The Jaguar is believed to be very closely related to the Leopard according to DNA testing. The earliest fossil remains we have of the Jaguar date back about 4 million years. Even so they don’t give us enough information to fully piece together what has taken place for them over the course of time.
The information we do have though indicates that early species of the Jaguar moved across the Bering Strait during the early Pleistocene. Those ancestors would have been extremely large compared to what they are today. They likely traveled to find new habitat for food and survival.
Many theories involve the idea that the forest areas of Central America and South America are where they settled. This type of evolution also helped them to save energy. At the same time it reduced the amount of food that they needed to eat daily.
Over that course of time though more branching off continued to take place. There are believed to be 3 subspecies of the Jaguar. There are experts that will argue though that there are actual 8. This is because they feel that the classifications should be further broken down. These subspecies are determined based on their location. They include:

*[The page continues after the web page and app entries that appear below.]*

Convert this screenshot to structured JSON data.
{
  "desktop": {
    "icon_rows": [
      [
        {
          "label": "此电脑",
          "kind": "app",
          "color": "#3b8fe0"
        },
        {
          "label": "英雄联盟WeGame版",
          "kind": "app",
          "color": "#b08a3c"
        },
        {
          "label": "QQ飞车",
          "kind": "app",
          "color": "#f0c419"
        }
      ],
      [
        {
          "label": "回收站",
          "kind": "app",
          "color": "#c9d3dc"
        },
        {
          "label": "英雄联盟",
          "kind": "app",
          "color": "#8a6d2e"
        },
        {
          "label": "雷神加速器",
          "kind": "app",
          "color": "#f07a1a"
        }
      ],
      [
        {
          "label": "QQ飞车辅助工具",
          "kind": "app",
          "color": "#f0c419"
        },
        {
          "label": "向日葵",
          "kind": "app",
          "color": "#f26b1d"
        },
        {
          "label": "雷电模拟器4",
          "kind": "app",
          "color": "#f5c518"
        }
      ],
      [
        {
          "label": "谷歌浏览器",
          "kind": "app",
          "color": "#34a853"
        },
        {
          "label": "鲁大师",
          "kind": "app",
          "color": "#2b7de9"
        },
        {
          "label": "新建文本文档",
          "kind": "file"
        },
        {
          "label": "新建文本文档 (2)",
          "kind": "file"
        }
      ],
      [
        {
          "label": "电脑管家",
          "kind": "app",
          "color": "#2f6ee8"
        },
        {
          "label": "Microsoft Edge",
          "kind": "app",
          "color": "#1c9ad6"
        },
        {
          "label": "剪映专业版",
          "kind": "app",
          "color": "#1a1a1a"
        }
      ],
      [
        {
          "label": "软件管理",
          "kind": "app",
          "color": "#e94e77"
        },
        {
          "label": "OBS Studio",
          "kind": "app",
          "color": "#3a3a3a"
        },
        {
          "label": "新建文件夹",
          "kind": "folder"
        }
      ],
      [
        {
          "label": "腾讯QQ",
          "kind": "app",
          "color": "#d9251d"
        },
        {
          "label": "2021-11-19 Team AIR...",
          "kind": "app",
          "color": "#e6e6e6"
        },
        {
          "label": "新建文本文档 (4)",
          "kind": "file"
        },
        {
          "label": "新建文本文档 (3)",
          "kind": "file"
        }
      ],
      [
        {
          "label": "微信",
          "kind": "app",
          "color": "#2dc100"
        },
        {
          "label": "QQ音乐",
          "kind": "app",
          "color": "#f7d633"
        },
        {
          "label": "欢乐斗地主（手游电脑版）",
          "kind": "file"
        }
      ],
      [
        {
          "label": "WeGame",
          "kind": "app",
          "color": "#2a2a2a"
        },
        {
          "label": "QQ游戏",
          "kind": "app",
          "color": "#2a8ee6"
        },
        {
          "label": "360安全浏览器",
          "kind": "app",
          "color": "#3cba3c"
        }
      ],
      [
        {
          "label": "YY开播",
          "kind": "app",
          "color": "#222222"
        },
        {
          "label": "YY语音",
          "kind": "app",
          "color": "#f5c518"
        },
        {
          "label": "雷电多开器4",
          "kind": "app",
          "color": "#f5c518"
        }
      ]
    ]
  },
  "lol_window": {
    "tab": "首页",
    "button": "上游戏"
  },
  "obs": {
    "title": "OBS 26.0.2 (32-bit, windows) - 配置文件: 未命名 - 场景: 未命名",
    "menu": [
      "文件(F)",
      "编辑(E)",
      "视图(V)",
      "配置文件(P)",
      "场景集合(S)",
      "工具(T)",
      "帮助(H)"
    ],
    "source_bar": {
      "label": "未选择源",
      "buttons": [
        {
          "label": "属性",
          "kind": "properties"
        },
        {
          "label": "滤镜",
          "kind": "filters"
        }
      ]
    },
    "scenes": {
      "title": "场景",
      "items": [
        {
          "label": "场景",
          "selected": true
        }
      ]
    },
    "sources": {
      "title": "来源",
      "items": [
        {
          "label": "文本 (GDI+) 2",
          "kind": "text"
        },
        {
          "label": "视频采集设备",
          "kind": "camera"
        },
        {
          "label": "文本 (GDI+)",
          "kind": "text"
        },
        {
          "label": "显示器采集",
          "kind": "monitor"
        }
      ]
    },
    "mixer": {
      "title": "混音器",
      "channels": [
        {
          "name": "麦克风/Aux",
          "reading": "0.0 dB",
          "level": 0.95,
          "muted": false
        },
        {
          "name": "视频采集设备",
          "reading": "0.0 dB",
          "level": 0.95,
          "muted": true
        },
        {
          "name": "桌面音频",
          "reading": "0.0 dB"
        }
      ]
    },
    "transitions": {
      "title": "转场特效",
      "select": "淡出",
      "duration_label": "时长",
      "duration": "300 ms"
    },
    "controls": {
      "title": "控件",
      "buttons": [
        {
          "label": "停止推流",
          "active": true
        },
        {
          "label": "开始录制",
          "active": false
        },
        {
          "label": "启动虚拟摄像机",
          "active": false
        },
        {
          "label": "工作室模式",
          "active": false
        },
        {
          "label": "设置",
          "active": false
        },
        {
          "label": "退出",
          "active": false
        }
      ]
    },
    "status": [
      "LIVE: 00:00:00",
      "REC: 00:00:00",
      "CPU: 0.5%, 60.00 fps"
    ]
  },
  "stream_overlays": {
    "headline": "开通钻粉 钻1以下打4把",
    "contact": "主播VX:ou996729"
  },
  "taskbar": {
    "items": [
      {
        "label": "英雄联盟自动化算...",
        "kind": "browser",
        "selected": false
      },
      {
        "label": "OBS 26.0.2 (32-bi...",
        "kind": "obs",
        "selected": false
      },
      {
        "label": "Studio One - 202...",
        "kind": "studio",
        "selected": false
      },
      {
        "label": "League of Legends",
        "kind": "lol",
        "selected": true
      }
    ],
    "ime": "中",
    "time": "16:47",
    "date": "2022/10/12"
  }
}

Panthera Onca Arizonenis – Arizona and Mexico
Panthera Onca Centralis – Central America
Panthera Onca Goldmani – Mexico and Belize
Panthera Onca Hemandesii – Western Mexico
Panthera Onca Onca – Amazon Rainforest
Panthera Onca Palustris – Paraguay
Panthera Onca Peruvianas – Peru
Panthera Onca Veracrucis – Texas
There are some genetic mutations that occur for the Jaguars as well. One of them is melanism where they are all black in color. This is very rare in the wild but does occur. The number of them aren’t known as they are so often mistaken for the Panther. The opposite type of mutation due to genetics is albinism. These Jaguars are white in color and they too are very rare.
However, these genetic differences don’t count as separate subspecies of the Jaguar. That is why you will often read misleading information about the different number of them out there. The main differences of these subspecies of the Jaguar is their overall size. Some of them are very small while others are quite large. The difference comes from the type of food that they consume.
For example in some regions they have a diet that consists primarily of birds, frogs and reptiles including turtles. In the Amazon region they feed on larger prey like anacondas, caimans and capybaras. These animals often have a very bad reputation in some regions. Others are simply afraid of this feline due to the fact that it doesn’t show any fear of humans at all.
All of the subspecies of the Jaguar are considered to be near threatened at this point in time. They are at risk due to their continued destruction of the natural habitat areas. There are conservation efforts in place to hopefully slow down the further demise of it.